Two philosophers stood ankle-deep at a beach, disputing & discerning. They were on the verge of a great synthesis when an unexpected wave knocked them over, dragging them across the bottom, filling their mouths with foam and tossing them back up on the sand.

When they were done coughing, they found they had forgotten their realization.

I want to see a Youtube video consisting of footage from A Man For All Seasons in which Sir Thomas More faces down his prosecutors, set to the tune of Harper Valley PTA.

We only get so much time in this world, and I’ve got other projects to use it on. But I would love to see it.

In the same vein, I want to see a fanvid for REM’s “Driver 8,” consisting of clip after clip of horrific rail accidents from Thomas the Tank Engine.
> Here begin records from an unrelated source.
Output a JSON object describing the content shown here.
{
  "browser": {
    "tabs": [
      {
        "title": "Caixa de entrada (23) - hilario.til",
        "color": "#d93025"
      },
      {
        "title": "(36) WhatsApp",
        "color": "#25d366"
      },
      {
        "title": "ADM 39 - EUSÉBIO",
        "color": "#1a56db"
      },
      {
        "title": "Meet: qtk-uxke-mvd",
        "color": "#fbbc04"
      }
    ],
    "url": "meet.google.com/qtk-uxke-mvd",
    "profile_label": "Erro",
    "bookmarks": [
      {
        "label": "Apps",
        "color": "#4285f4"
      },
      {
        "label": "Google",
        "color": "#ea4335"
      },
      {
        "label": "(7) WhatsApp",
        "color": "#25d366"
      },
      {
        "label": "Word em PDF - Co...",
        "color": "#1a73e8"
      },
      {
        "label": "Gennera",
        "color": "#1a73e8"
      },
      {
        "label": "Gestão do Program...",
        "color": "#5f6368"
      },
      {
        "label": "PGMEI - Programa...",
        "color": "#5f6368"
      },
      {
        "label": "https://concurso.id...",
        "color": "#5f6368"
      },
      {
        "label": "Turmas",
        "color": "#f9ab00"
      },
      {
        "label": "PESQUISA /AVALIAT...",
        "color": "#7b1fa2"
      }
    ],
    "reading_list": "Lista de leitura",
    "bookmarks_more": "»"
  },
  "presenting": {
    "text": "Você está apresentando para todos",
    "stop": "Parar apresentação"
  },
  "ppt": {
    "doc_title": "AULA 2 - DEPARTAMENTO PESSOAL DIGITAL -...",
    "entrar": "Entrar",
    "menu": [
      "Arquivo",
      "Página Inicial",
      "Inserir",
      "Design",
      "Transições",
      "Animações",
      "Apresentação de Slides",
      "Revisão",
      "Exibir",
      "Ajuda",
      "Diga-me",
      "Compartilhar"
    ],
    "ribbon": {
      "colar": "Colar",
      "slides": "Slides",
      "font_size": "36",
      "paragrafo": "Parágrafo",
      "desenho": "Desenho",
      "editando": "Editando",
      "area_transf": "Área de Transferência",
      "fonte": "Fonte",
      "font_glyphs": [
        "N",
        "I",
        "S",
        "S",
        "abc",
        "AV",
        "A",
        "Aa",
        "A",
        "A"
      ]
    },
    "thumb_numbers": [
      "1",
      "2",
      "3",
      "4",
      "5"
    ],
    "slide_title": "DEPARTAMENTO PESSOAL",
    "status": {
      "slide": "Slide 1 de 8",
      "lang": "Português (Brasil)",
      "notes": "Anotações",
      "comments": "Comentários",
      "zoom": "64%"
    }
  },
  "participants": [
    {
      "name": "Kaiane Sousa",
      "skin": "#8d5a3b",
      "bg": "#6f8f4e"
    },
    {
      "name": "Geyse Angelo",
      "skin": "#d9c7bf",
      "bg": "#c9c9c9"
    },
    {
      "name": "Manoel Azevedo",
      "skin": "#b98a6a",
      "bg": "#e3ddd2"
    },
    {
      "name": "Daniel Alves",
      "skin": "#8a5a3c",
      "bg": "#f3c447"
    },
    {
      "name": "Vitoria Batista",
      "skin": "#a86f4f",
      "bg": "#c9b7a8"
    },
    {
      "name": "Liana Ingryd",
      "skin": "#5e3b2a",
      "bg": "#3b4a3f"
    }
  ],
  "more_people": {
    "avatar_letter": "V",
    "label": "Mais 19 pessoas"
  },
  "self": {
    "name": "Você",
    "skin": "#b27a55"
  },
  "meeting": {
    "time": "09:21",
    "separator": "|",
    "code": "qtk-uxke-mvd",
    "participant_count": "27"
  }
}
(Followup: Oh wow, somebody (sort of) did that one! But not with the rail accidents. I don’t know why they left that out. It’s the best part of Thomas the Tank Engine)

 

Last night we went to the museum. I got separated from my wife & kids and wandered into a room containing a massive scale-model diorama of Hong Kong and the entire Pearl River Delta. I could see tiny cars crossing the bridges, and see crowds around the bases of the skyscrapers.

A voice came over a PA. This exhibit was on the earthquake threat to the region. Sluices in the walls opened; water began to pour into the room. The diorama started to to shake.

I saw the bridges break, imagined the hundreds of cars falling into the sea. The streets began to flood, the skyscrapers to crumble. The PA explained that in the event of such an earthquake, the region would subside. I watched Hong Kong and Shenzhen, with their millions, sink beneath the rising water, until it was just me, standing waist-deep, with nothing else visible above the surface.

Drains opened. The water poured away and the diorama rose again for the next demonstration.

When I caught up with my family, my 6-yr-old asked “What did you see, Daddy?” I didn’t tell her. I didn’t want to scare her.

Then I woke up.

In my youth, I was promised a future in which Japan would take over the world.

In its stead, I received a future in which Japan is dying.

That’s OK. The Japan that would have taken over the world was not that Japan that I wished would have. It’s better this way.